HARARE – Zimbabwe’s main airport is finally getting a radar system after taking delivery of the equipment as part of a $153 million upgrade.
Air traffic controllers at Robert Gabriel Mugabe International Airport in Harare were landing planes without radar systems.
Planes sometimes landed undetected, it was claimed. Last December, lawmaker and head of the parliamentary budget committee, Oscar Gorerino, called the lack of a radar system “dangerous in terms of safety”.
Airport surveillance radar systems are capable of reliably detecting and tracking aircraft at altitudes below 25,000 feet (7,620 meters) and within a radius of 40 to 60 nautical miles (75 to 110 km).
Radar is short for ‘Radio Detection and Ranging’. A radar system detects other aircraft or other objects and the speed and direction in which they are traveling by sending out a pulse of high frequency electromagnetic waves.
Air traffic controllers use the radar system to manage air traffic and help pilots land safely.
Finance Minister Mthuli Ncube told parliament last Thursday that Zimbabwe had spent $5.7 million on a radar system for Robert Gabriel Mugabe International Airport.

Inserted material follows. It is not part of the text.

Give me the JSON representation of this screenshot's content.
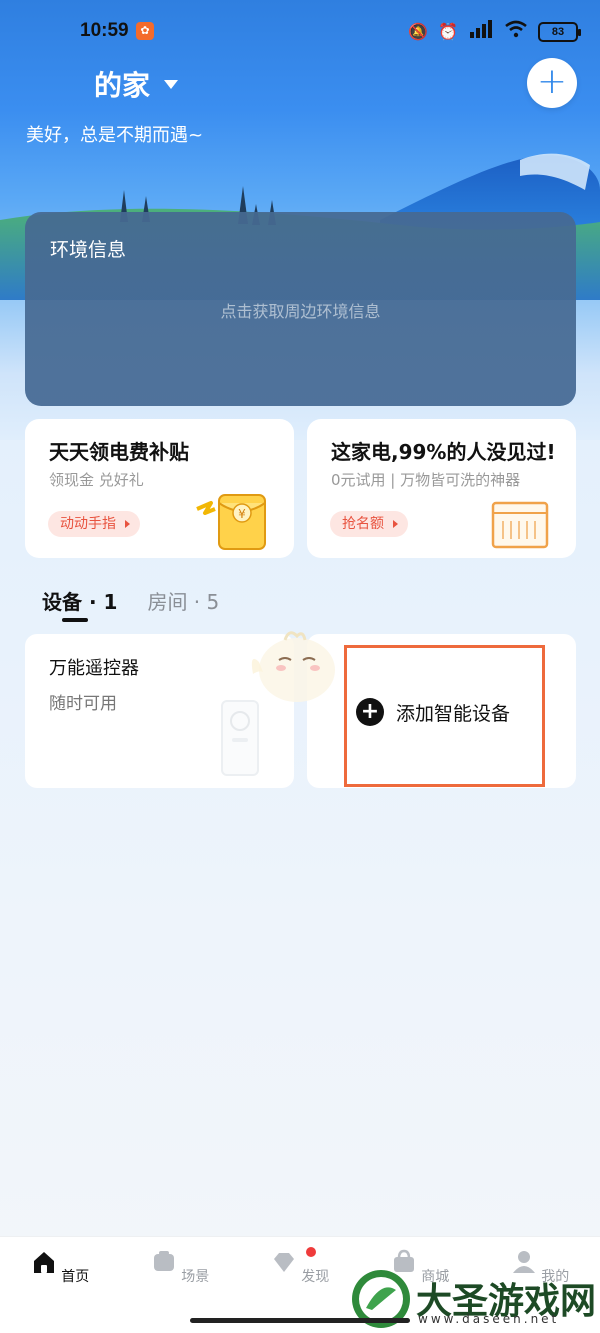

“The purchase of radar equipment has commenced following the payment of US$5.7 million under the US$6.1 million contract, with three of the five radars delivered during the period to the study and installation is underway,” said Ncube.
“The two exceptional radars are in transit from the suppliers, and the installation should be completed during the last half of the year.”
China Harbor Equipment Company won the radar upgrade contract.
The Export-Import Bank of China has loaned Zimbabwe US$153 million to upgrade the airport, including the radar system.
The loan, which has a repayment period of 20 years, including a seven-year grace period, has an annual interest rate of 2%.
Ncube said the renovation of the airport is progressing well, with Zimbabwe having received $131.2 million of the $153 million loan.
The minister told MPs: ‘The expansion project remains on track with overall progress now estimated at 69 per cent. The main outstanding works include the refurbishment of the existing building and the purchase of the required equipment.
“Through the budget, an additional Z$514 million was funneled into the air traffic control communication system, while Z$411 million was spent on Air Zimbabwe legacy debts. “, added Ncube.